◆ **Assignment**:
Locate the word "seekers" in the entries below, then gather every line that holds it.

◆ **Given entries**:
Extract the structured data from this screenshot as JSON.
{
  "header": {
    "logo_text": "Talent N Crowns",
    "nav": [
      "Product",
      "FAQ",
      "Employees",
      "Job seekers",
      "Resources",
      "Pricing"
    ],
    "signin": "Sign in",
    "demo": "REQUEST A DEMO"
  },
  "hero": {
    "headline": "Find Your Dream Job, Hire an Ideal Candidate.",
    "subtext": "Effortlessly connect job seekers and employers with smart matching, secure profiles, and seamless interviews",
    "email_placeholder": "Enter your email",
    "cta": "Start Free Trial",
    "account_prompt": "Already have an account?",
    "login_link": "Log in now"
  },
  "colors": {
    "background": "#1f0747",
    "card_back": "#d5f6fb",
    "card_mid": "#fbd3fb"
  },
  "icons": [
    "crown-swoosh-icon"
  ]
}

◆ **Answer to this task**:
      "Job seekers",
    "subtext": "Effortlessly connect job seekers and employers with smart matching, secure profiles, and seamless interviews",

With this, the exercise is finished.